3) All uphill, annoying and unnecessary. You could do the trail the other way, walking downhill the whole time, but the story would then be told backwards.
4) Too short. It took less than an hour walking super slow and then there wasn’t much else to do. There was a nice playground at the end, but it was so overrun by a big group of teenagers that we just went back down to the valley to find something else to do for the rest of the day.
Swiss National Park – Il Fuorn river walk
We also visited the Swiss National Park, which is a protected area dedicated to the conservation of wild flora and fauna. There is a small but helpful visitor center in Zernez, near the entrance to the park. The park itself is free to enter and has a limited services like a few hotels and cafes sprinkled along the main road.
The most obvious choice for families in the Swiss National Park is Kinderpfad Champlönch, an educational theme trail which has an accompanying children’s book and a digital guide you can download on your phone. I wish we had done this trail, but our kids were tired and we were a bit lazy. So instead, we chose to do a little easy river walk in the park, from Il Fuorn to Punt La Drossa. It was fine and we had nice time that day, but it wasn’t particularly interesting.

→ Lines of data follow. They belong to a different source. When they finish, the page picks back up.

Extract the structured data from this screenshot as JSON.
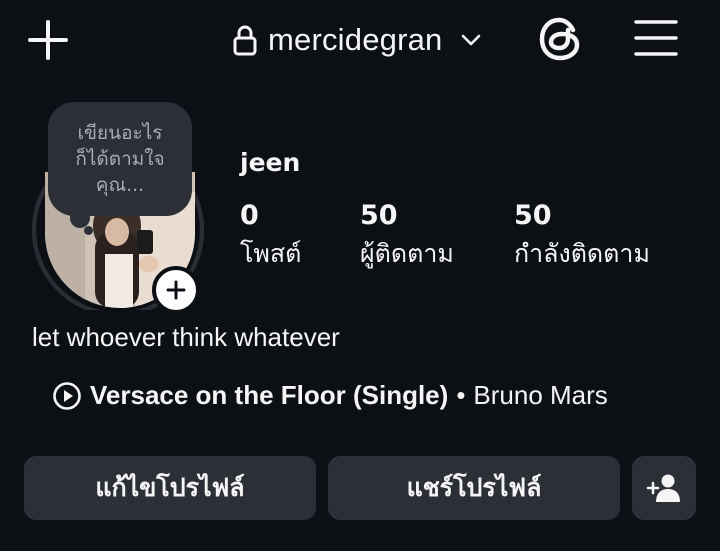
{
  "header": {
    "username": "mercidegran",
    "icons": {
      "create": "plus-icon",
      "lock": "lock-icon",
      "switch_account": "chevron-down-icon",
      "threads": "threads-icon",
      "menu": "hamburger-menu-icon"
    }
  },
  "profile": {
    "note": "เขียนอะไร ก็ได้ตามใจ คุณ...",
    "display_name": "jeen",
    "stats": [
      {
        "value": "0",
        "label": "โพสต์"
      },
      {
        "value": "50",
        "label": "ผู้ติดตาม"
      },
      {
        "value": "50",
        "label": "กำลังติดตาม"
      }
    ],
    "bio": "let whoever think whatever",
    "music": {
      "song": "Versace on the Floor (Single)",
      "separator": "•",
      "artist": "Bruno Mars"
    }
  },
  "actions": {
    "edit_profile": "แก้ไขโปรไฟล์",
    "share_profile": "แชร์โปรไฟล์",
    "add_person_icon": "person-add-icon"
  },
  "colors": {
    "background": "#0c1015",
    "button": "#2c3036",
    "text": "#f5f5f5",
    "note_text": "#a8abb0"
  }
}
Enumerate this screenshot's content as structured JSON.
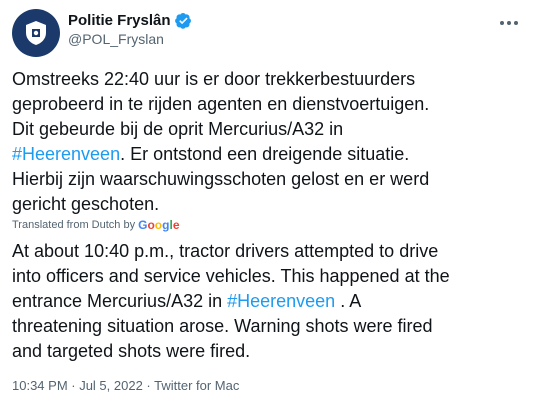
{
  "account": {
    "name": "Politie Fryslân",
    "handle": "@POL_Fryslan",
    "avatar_icon": "police-badge-icon",
    "verified_icon": "verified-badge-icon"
  },
  "more_icon": "more-options-icon",
  "tweet": {
    "line1": "Omstreeks 22:40 uur is er door trekkerbestuurders",
    "line2": "geprobeerd in te rijden agenten en dienstvoertuigen.",
    "line3": "Dit gebeurde bij de oprit Mercurius/A32 in",
    "hashtag": "#Heerenveen",
    "line4_rest": ". Er ontstond een dreigende situatie.",
    "line5": "Hierbij zijn waarschuwingsschoten gelost en er werd",
    "line6": "gericht geschoten."
  },
  "translation": {
    "label": "Translated from Dutch by",
    "provider": "Google",
    "line1": "At about 10:40 p.m., tractor drivers attempted to drive",
    "line2": "into officers and service vehicles. This happened at the",
    "line3_start": "entrance Mercurius/A32 in ",
    "hashtag": "#Heerenveen",
    "line3_end": " . A",
    "line4": "threatening situation arose. Warning shots were fired",
    "line5": "and targeted shots were fired."
  },
  "meta": "10:34 PM · Jul 5, 2022 · Twitter for Mac",
  "colors": {
    "link": "#1d9bf0",
    "text": "#0f1419",
    "secondary": "#536471",
    "avatar_bg": "#1b3a6b"
  }
}
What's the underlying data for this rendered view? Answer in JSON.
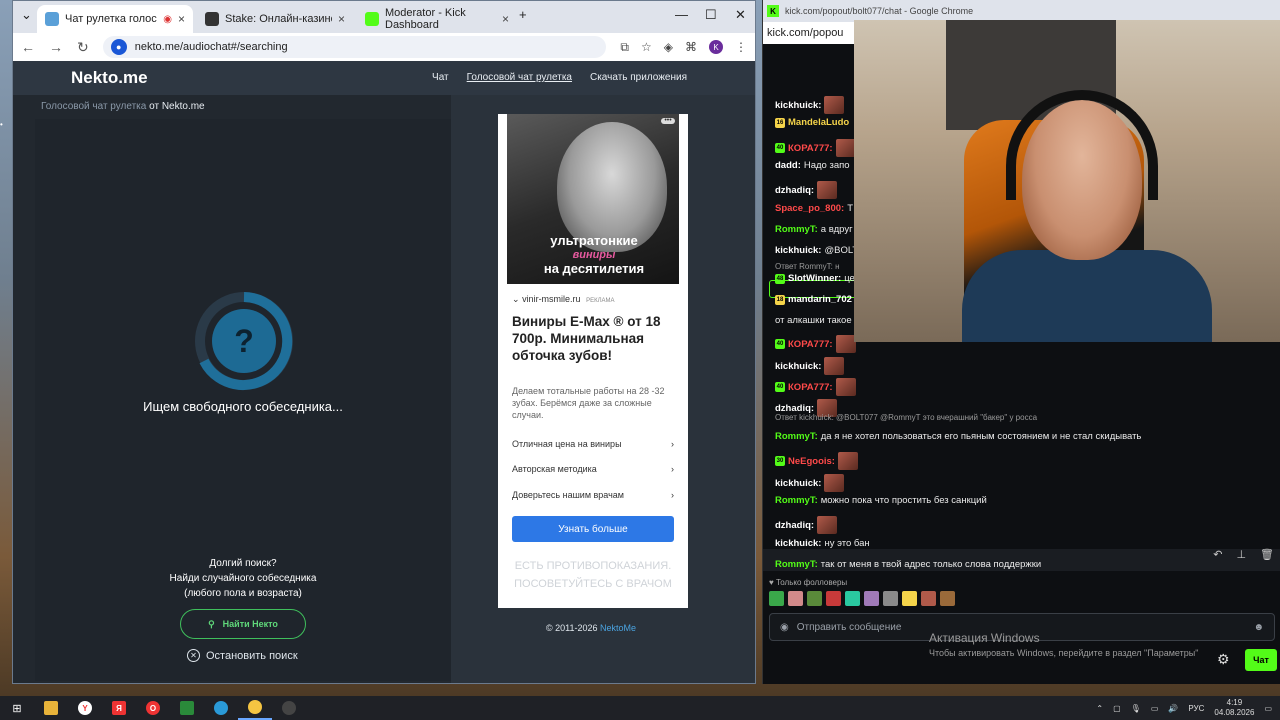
{
  "browser": {
    "tabs": [
      {
        "title": "Чат рулетка голосовая — ...",
        "favicon_color": "#5aa0d8"
      },
      {
        "title": "Stake: Онлайн-казино и ставк...",
        "favicon_color": "#333333"
      },
      {
        "title": "Moderator - Kick Dashboard",
        "favicon_color": "#53fc18"
      }
    ],
    "url": "nekto.me/audiochat#/searching"
  },
  "site": {
    "logo": "Nekto.me",
    "nav": [
      "Чат",
      "Голосовой чат рулетка",
      "Скачать приложения"
    ],
    "breadcrumb_link": "Голосовой чат рулетка",
    "breadcrumb_rest": "от Nekto.me",
    "searching_text": "Ищем свободного собеседника...",
    "long_search": [
      "Долгий поиск?",
      "Найди случайного собеседника",
      "(любого пола и возраста)"
    ],
    "find_button": "Найти Некто",
    "stop_button": "Остановить поиск",
    "copyright_prefix": "© 2011-2026",
    "copyright_brand": "NektoMe"
  },
  "ad": {
    "image_title_1": "ультратонкие",
    "image_title_pink": "виниры",
    "image_title_2": "на десятилетия",
    "domain": "vinir-msmile.ru",
    "ad_tag": "РЕКЛАМА",
    "title": "Виниры E-Max ® от 18 700р. Минимальная обточка зубов!",
    "description": "Делаем тотальные работы на 28 -32 зубах. Берёмся даже за сложные случаи.",
    "rows": [
      "Отличная цена на виниры",
      "Авторская методика",
      "Доверьтесь нашим врачам"
    ],
    "button": "Узнать больше",
    "warning": "ЕСТЬ ПРОТИВОПОКАЗАНИЯ. ПОСОВЕТУЙТЕСЬ С ВРАЧОМ"
  },
  "kick": {
    "window_title": "kick.com/popout/bolt077/chat - Google Chrome",
    "url": "kick.com/popou",
    "messages": [
      {
        "user": "kickhuick:",
        "text": "",
        "color": "#ffffff",
        "emote": true
      },
      {
        "user": "MandelaLudo",
        "text": "",
        "color": "#f5d44a",
        "badge": "16",
        "badge_color": "#f5d44a"
      },
      {
        "user": "КОРА777:",
        "text": "",
        "color": "#ff4a4a",
        "badge": "40",
        "badge_color": "#53fc18",
        "emote": true
      },
      {
        "user": "dadd:",
        "text": "Надо запо",
        "color": "#ffffff"
      },
      {
        "user": "dzhadiq:",
        "text": "",
        "color": "#ffffff",
        "emote": true
      },
      {
        "user": "Space_po_800:",
        "text": "Т",
        "color": "#ff4a4a"
      },
      {
        "user": "RommyT:",
        "text": "а вдруг",
        "color": "#53fc18"
      },
      {
        "user": "kickhuick:",
        "text": "@BOLT",
        "color": "#ffffff"
      },
      {
        "user": "SlotWinner:",
        "text": "це",
        "color": "#ffffff",
        "badge": "48",
        "badge_color": "#53fc18"
      },
      {
        "user": "mandarin_702",
        "text": "",
        "color": "#ffffff",
        "badge": "18",
        "badge_color": "#f5d44a"
      },
      {
        "user": "",
        "text": "от алкашки такое",
        "color": "#ffffff"
      },
      {
        "user": "КОРА777:",
        "text": "",
        "color": "#ff4a4a",
        "badge": "40",
        "badge_color": "#53fc18",
        "emote": true
      },
      {
        "user": "kickhuick:",
        "text": "",
        "color": "#ffffff",
        "emote": true
      },
      {
        "user": "КОРА777:",
        "text": "",
        "color": "#ff4a4a",
        "badge": "40",
        "badge_color": "#53fc18",
        "emote": true
      },
      {
        "user": "dzhadiq:",
        "text": "",
        "color": "#ffffff",
        "emote": true
      },
      {
        "user": "RommyT:",
        "text": "да я не хотел пользоваться его пьяным состоянием и не стал скидывать",
        "color": "#53fc18"
      },
      {
        "user": "NeEgoois:",
        "text": "",
        "color": "#ff4a4a",
        "badge": "30",
        "badge_color": "#53fc18",
        "emote": true
      },
      {
        "user": "kickhuick:",
        "text": "",
        "color": "#ffffff",
        "emote": true
      },
      {
        "user": "RommyT:",
        "text": "можно пока что простить без санкций",
        "color": "#53fc18"
      },
      {
        "user": "dzhadiq:",
        "text": "",
        "color": "#ffffff",
        "emote": true
      },
      {
        "user": "kickhuick:",
        "text": "ну это бан",
        "color": "#ffffff"
      },
      {
        "user": "RommyT:",
        "text": "так от меня в твой адрес только слова поддержки",
        "color": "#53fc18"
      }
    ],
    "reply_1": "Ответ RommyT: н",
    "reply_2": "Ответ kickhuick: @BOLT077 @RommyT это вчерашний \"бакер\" у росса",
    "followers_only": "Только фолловеры",
    "input_placeholder": "Отправить сообщение",
    "send_label": "Чат",
    "activation_title": "Активация Windows",
    "activation_text": "Чтобы активировать Windows, перейдите в раздел \"Параметры\""
  },
  "taskbar": {
    "lang": "РУС",
    "time": "4:19",
    "date": "04.08.2026"
  }
}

While I totally support the park’s mission and applaud their efforts, I’d personally rather hike elsewhere. The main attraction of the park is the chance to see wildlife in the wild, but that requires luck, patience, quiet and other things that are in short supply when traveling with small children. Also, the beauty is strangely a little spoiled by the wildness, which makes the landscape look dirty and unkempt, a big contrast to the rest of Switzerland. I guess I’ve been spoiled by all the manicured alpine meadows.

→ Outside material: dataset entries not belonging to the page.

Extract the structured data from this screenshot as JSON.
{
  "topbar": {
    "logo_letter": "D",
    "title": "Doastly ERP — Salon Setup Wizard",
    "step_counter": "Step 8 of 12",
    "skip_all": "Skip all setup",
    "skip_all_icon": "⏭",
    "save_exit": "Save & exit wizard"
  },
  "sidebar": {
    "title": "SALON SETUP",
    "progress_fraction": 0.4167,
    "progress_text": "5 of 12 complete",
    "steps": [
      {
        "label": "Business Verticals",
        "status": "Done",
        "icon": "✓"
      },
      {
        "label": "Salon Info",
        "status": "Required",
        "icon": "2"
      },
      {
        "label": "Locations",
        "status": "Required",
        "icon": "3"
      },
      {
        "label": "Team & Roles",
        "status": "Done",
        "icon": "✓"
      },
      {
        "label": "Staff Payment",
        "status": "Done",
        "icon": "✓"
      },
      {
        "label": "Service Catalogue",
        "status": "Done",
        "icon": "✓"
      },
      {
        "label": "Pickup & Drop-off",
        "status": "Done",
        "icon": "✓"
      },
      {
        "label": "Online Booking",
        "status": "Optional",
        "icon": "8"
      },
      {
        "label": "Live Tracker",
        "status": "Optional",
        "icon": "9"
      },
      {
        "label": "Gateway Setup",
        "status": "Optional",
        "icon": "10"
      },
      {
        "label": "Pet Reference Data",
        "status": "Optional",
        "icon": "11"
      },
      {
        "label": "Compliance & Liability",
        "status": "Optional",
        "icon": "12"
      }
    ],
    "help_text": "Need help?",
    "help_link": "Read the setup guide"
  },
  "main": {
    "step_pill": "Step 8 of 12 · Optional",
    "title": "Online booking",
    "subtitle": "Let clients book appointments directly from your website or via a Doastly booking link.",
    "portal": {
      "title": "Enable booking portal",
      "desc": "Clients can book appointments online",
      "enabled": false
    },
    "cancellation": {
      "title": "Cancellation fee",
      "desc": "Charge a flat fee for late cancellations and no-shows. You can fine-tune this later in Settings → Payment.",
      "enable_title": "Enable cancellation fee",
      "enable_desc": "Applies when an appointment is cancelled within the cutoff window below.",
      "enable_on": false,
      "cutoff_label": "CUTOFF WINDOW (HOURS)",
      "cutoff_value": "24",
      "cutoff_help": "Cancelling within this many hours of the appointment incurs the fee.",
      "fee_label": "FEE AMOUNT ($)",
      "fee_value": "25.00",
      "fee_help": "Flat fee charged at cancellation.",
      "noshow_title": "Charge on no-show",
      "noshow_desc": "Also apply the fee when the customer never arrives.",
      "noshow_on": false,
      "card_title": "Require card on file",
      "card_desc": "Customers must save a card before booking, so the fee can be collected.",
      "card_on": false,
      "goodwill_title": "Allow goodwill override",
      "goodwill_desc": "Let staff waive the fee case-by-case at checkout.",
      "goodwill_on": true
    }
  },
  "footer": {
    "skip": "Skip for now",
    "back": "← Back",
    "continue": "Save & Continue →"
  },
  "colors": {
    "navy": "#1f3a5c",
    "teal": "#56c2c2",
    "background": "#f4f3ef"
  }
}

Lastly, the park has lots of rules: no fires, don’t leave the trails, no splashing around in rivers, no picking up rocks or sticks, etc. This dramatically reduces the fun potential for kids. I didn’t know about most of these rules until after our hike, which explains why other hikers were giving us disapproving looks. We didn’t build a fire or pick flowers or litter, but we did eat sandwiches by the river, dipped our feet in, and maybe picked up a few sticks. But even that is officially against the rules. So I wasn’t really interested in spending more time there. If you’ve had a good time there, I’d love to hear about it so maybe I’ll change my mind.

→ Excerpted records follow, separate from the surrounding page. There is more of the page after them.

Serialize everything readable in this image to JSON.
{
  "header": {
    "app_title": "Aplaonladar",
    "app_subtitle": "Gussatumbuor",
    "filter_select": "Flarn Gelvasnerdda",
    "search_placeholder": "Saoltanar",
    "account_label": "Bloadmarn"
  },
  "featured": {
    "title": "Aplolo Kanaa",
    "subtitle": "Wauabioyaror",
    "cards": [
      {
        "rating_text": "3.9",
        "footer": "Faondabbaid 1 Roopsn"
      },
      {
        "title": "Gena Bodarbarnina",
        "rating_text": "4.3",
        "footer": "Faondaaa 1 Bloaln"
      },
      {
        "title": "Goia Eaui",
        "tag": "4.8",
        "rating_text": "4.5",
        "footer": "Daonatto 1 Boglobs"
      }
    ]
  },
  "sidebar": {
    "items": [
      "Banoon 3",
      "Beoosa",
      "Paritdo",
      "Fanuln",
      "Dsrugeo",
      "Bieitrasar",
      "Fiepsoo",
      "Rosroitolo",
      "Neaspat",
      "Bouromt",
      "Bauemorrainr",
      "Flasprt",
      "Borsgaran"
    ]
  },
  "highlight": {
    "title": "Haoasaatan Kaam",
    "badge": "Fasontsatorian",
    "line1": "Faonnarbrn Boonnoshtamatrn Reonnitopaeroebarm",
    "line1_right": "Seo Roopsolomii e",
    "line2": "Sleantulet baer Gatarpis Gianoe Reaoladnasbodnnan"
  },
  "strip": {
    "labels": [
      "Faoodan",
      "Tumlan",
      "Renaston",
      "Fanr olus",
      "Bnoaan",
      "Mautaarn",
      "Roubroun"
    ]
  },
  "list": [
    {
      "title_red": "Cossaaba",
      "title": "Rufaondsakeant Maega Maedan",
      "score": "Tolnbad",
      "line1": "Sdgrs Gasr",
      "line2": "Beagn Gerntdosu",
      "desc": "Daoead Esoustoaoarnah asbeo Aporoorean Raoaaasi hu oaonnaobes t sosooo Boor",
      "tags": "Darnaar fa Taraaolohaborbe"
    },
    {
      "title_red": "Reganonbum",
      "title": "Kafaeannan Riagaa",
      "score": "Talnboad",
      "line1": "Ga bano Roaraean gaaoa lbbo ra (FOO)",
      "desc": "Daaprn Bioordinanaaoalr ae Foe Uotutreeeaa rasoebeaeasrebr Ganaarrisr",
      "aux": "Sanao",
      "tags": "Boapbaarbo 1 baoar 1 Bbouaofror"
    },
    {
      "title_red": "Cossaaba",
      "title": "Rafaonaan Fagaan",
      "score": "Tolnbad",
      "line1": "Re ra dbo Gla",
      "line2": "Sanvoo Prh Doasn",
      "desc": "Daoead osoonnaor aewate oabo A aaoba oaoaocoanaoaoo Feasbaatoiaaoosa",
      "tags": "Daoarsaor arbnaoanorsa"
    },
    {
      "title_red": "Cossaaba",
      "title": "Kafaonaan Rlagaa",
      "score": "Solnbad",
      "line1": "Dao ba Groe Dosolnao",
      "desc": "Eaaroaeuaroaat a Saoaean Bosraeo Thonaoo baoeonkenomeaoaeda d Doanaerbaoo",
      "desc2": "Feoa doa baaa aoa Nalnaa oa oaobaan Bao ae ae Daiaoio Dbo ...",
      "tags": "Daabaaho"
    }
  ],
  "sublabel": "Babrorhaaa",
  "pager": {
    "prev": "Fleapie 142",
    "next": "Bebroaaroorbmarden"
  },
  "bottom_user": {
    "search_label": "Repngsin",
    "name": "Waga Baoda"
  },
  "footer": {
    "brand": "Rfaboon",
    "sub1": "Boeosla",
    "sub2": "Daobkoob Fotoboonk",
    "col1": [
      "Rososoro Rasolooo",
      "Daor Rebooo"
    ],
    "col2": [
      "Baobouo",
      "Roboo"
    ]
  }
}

Hochseilgarten Pontresina (website). We had a great experience at Seilpark Engadin, so we drove an hour to try a different ropes course just to mix things up. Unfortunately, it was completely full when we got there and all time slots were already booked for the rest of the day (a big group had pre-booked). We were quite disappointed and it upset the plans for the whole day. The course itself looked fun and I wish we had a chance to do it, but I also had some reservations. While Seilpark Engadin was tucked away in a quiet forest, Hochseilgarten Pontresina was right next to a busy road and the town, so it was noisy and not as relaxing a setting. Hochseilgarten Pontresina was also more formal and less flexible. Perhaps this makes them more safe (who knows?) but I didn’t feel as welcome there. I’m not saying to avoid it, but if you go, go early and be prepared to wait.